Determine when you'll arrive at the party and how late you plan on staying. If this event changes venue, determine ahead of time how you'll handle it. If it will interfere with when you've planned on going home, don't go. If you think it'll put you at risk of relapse, don't go. A good rule of thumb, "if you have to ask, you know the answer."
Get A Drink In Your Hand
One of the fastest ways to avoid temptation is to put a drink in your hand quickly. If you're at a wedding, head over to the bar for something non-alcoholic and fruity. If you're at a restaurant, order a large non-alcoholic beverage. It's all too common for someone to volunteer to get you a drink. If they see you already have a drink in your hand, then you've already won that battle.
If you're heading to a place where they won't have non-alcoholic beverages, say someone's house or something, then buy your own and bring it to the party. A large cup of coffee from Starbuck's or an energy drink can keep your energy up and keep your hands occupied.
Find Your Safe Space
A great majority of people drink to give themselves "liquid courage." It's a way to lower inhibitions and feel comfortable (at the time). As one man put it, "a normal drinker has a martini, they feel a little dizzy; if I have a martini, for the first time in my whole life, the world makes sense." When you go to social event, find that other thing that normalizes you. If you can, lose yourself in dance. If it's food, hover around those appetizers. If it's a friend you haven't seen in years, engage them in conversation. Wherever you can go to feel at ease and calm, do it. This isn't your wedding; you don't need to reach every person. Find the activity, person, or space where you can relax a little. If you're having trouble finding it, plan B...
You know that feeling you get when you walk into a room and you can tell something horrible happened? Two people clearly just fought before you walked in or someone was crying in their car before they approached your desk. When you've been sober long enough to be out of the withdrawal phase, you'll feel a heightened sense of awareness, and if you're starting to feel temptation creeping up, leave.

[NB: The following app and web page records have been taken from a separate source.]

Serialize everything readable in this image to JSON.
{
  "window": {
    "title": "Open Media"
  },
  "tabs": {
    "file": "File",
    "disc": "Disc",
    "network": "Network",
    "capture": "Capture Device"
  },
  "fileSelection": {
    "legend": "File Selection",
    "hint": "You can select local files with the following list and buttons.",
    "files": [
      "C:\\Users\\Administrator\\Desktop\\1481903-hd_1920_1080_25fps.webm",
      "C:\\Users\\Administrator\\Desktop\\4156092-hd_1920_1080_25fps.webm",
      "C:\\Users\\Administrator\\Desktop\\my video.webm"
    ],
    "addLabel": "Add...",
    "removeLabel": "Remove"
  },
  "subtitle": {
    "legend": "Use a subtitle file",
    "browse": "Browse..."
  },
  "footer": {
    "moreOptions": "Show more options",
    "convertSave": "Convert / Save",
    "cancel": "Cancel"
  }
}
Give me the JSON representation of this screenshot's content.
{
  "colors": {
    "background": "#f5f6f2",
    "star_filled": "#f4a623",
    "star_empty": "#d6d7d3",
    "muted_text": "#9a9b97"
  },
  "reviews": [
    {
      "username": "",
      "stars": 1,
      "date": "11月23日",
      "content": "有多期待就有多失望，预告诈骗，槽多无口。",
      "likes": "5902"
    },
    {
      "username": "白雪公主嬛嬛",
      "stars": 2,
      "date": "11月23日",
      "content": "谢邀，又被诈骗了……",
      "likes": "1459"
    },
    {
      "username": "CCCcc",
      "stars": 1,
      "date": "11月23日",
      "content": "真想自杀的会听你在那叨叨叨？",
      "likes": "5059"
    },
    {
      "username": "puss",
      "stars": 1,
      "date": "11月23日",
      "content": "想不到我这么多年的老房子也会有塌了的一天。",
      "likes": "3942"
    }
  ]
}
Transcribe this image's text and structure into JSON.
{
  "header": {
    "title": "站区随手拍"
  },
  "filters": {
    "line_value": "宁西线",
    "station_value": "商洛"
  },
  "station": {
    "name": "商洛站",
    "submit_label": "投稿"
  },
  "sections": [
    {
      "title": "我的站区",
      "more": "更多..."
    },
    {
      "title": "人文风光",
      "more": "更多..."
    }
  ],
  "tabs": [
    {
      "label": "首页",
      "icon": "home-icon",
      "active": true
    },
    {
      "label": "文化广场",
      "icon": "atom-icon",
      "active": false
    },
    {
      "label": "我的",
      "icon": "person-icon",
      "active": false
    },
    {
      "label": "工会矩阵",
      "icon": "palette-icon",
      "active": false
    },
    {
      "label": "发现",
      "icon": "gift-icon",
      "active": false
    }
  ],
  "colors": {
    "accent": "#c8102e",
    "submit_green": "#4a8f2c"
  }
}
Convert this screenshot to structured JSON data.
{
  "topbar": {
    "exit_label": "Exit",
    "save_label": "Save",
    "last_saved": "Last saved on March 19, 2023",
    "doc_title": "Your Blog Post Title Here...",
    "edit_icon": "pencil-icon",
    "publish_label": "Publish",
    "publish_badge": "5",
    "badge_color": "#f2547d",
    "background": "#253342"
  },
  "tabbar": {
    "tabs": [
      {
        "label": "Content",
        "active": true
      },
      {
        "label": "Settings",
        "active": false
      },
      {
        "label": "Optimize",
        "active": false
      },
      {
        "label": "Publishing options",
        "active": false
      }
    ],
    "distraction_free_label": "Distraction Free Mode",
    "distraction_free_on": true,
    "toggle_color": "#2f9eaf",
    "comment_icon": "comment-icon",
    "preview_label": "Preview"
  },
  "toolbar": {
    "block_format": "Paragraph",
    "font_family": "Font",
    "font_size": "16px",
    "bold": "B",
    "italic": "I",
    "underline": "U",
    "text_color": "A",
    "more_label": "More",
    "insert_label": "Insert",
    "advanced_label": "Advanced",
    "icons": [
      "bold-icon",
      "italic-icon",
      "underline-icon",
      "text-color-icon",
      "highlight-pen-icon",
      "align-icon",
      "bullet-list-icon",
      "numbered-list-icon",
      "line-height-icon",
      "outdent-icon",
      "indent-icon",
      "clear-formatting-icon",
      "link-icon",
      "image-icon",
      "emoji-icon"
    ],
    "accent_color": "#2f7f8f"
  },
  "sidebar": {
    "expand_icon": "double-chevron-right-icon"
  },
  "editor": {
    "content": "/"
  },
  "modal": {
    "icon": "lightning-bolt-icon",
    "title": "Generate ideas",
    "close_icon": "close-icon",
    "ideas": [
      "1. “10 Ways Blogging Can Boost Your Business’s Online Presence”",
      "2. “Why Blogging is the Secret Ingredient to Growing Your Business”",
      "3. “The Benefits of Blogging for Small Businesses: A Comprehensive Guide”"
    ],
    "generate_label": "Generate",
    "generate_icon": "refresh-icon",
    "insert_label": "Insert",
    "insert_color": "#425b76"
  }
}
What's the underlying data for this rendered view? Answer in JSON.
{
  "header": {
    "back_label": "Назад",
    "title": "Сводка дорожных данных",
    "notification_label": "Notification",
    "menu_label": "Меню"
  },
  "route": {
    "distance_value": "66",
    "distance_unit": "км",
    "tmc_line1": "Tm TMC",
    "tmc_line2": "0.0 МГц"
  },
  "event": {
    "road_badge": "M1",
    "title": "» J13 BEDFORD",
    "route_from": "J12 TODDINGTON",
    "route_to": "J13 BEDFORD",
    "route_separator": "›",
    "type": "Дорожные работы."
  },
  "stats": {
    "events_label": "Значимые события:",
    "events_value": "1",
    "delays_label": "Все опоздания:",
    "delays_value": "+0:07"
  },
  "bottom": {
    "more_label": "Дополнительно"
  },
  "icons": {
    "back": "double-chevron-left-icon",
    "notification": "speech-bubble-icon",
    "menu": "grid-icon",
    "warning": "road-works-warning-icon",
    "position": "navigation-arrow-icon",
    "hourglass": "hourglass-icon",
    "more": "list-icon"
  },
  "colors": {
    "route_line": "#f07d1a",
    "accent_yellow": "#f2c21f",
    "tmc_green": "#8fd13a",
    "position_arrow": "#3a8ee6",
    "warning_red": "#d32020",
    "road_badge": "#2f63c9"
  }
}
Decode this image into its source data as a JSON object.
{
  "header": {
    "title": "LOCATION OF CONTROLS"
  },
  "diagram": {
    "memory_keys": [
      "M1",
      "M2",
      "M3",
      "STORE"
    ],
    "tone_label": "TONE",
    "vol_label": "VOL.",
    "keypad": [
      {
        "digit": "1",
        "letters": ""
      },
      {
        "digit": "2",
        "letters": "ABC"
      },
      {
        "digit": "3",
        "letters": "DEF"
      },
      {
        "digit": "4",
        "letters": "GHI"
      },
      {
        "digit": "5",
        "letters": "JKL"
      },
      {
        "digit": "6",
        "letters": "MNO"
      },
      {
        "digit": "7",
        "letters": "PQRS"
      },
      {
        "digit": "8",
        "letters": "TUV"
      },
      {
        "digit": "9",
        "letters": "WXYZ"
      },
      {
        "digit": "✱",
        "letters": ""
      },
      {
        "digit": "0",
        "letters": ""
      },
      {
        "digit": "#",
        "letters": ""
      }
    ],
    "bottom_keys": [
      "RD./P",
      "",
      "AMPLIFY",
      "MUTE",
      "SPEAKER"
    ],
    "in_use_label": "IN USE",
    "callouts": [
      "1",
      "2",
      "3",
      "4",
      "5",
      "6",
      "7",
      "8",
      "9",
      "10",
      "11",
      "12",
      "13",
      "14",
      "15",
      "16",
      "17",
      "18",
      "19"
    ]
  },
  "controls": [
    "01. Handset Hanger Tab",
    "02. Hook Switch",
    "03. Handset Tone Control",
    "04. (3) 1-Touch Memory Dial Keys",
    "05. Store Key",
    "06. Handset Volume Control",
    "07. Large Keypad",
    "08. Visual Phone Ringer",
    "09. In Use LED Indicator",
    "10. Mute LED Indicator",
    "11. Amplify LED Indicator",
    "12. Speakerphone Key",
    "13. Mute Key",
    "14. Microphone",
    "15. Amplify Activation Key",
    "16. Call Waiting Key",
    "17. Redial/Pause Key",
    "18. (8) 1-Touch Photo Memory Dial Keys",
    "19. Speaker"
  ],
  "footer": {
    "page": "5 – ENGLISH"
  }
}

It doesn't matter in this case if the threat is real or not. If you're starting to feel uncomfortable, then you need to leave. If you're in a position where you could not drive yourself, then call an Uber, Lyft, or taxi. If you have a friend you can rely on, then get them to drive you.
Listen to your emotions and trust your gut, you'll be glad you did.
Observe & Report
This doesn't work for everyone, but when all else fails, give this a shot. Observe those drinking around you. Most people are more into the "idea" as opposed to actually "drinking." With this in mind, watch the people around you. For some, this can have a sobering effect where you can objectively view what alcohol does to others, regardless of whether or not they're alcoholics.
Pull In Sober Support
This isn't weird anymore to broadcast your surroundings. A lot of people make a living vlogging for a living. If you're finding yourself in a social situation where you're struggling, take to social media to share it. Find support in the sober community by live tweeting, instagramming, or posting on Facebook. Get the community to back you up.
If you're not using social media actively, then draw upon the I Am Sober App and check your back on your progress. View your entries and see why you became sober in the first place. Blog or journal what's happening around you to keep track of your feelings and articulate your thoughts clearly.
Drinking is heavily ingrained in our culture and as an alcoholic, retraining yourself to not drink can induce a culture shock-like experience. However, there's plenty to do and healthier ways to socialize than relying on a drug.